I think it is now time for me to write for profit.
I have chosen Chick Lit.
Now, despise me if you dare.
“Let me get this right, Krissy; you went to Miss Porters, did your undergrad at Wellesley and you have an MBA from Darden and now you are going to throw it all a way to be what, some sort of Administrative Assistant—which we all know in nothing more than a a step out of the typing pool—do they still have typing pools—to some uncouth shipping company manager.”
I had been watching Kris the entire time during Helena’s speech. She bristled at the name Krissy and did a slow burn as her educational background was listed with a hint of disdain for her Virginia University. I braced myself.
“It is not some Administrative Assistant job; it is Assistant to the Director. That is a big difference.”
Helena rolled her eyes and took a long sip from her vodka martini. “Well, that will play well down in the provinces. Just let me be there when you inform your father; I am sure he’ll just love knowing that his daughter, who he has such hopes for, is fetching coffee and picking up dry cleaning.”
“I won’t be picking up dry cleaning. I’ll assist with strategic planning, oversight—”
“Yes, between runs to Starbucks.”
“Kris, how is you sister?” asked Yolanda, trying, as always, to keep the peace between the two and failing miserably.
Kristine waved her hand dismissively, staring off into the distance. “She tells me that she is fine—even though I know better—I keep meaning to go over there—” Kris let the matter drop. Her sister was a sensitive subject for her. Yet, when it comes to insensitivity, leave it to Helena to leave her sense of delicacy at the door.”
“All your sister needs is a lov-ah! Someone to make her forget that idiot she’s married to.”
For a moment I thought that Kris was going to fly off her seat and ring Helena’s neck in a fit of rage, but as always, Kris’s black humor saved the day.
“Oh, who do you have in mind, Helena? That idiot brother of yours, perhaps?”
Helena went pale at just the suggestion of such a thing. Everyone around the table went quiet eying the two women warily. We all knew that Helena had a overactive protective streak when it came to her twin brother, Chaz, a rather dim-witted, simple-minded sort of man who made a living making organic ice cream in Vermont, far away from the Prada-obsessed Manolo wearing women of New York City that his sister usually spent her time with.

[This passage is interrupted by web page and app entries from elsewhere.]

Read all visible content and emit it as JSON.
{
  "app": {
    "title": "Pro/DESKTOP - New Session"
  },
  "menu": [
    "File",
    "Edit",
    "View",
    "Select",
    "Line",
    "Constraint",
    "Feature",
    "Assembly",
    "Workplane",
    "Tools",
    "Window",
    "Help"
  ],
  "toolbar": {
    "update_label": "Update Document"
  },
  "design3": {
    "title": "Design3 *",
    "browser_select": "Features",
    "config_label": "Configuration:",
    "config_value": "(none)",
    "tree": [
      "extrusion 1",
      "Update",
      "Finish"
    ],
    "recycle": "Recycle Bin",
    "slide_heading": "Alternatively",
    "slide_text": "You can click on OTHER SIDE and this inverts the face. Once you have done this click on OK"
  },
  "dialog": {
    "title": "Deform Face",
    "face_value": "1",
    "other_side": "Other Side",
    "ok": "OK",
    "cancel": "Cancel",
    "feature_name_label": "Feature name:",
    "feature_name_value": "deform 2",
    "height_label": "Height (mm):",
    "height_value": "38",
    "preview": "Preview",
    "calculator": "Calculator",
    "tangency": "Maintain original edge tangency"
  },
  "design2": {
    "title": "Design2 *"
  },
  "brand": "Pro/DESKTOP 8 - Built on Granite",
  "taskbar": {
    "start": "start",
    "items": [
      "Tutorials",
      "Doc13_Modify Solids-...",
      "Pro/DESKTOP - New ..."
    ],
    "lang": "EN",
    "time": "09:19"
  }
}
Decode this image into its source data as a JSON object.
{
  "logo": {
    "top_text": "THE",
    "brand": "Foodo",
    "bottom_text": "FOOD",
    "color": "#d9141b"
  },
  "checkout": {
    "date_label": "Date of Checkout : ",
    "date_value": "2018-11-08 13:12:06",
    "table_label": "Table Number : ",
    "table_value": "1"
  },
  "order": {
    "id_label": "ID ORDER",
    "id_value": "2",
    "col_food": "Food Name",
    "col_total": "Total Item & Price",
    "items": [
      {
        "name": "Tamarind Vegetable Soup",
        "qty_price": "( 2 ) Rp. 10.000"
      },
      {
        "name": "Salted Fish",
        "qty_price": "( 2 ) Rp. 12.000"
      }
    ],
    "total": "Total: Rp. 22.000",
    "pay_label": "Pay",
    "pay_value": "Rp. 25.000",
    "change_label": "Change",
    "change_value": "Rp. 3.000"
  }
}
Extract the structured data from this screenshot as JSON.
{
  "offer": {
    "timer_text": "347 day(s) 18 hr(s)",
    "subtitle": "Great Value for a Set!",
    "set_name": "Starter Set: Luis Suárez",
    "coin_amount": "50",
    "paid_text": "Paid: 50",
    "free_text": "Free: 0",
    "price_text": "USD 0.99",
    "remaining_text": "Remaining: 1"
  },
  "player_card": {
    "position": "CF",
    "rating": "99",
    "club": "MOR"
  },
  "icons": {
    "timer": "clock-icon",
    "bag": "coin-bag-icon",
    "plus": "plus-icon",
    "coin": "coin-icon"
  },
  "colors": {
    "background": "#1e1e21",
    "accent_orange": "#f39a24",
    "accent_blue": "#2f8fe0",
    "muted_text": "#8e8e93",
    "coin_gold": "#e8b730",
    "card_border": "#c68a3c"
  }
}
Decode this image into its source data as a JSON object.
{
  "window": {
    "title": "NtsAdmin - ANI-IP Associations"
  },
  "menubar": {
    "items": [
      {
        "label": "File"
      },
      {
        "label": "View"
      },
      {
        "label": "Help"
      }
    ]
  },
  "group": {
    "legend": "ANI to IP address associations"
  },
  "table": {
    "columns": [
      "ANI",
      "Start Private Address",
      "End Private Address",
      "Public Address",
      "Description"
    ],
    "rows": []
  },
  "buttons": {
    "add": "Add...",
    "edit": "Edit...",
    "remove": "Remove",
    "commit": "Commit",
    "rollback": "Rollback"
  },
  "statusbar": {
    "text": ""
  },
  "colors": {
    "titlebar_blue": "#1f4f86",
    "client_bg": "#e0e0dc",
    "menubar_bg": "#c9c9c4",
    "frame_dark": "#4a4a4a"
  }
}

Helena was on her feet in an instant grabbing her purple Balenciaga and headed for the door, her Jimmie Choo’s clacking rapidly across the floor. We all immediately protested her leaving. Well, nearly everyone, I should say.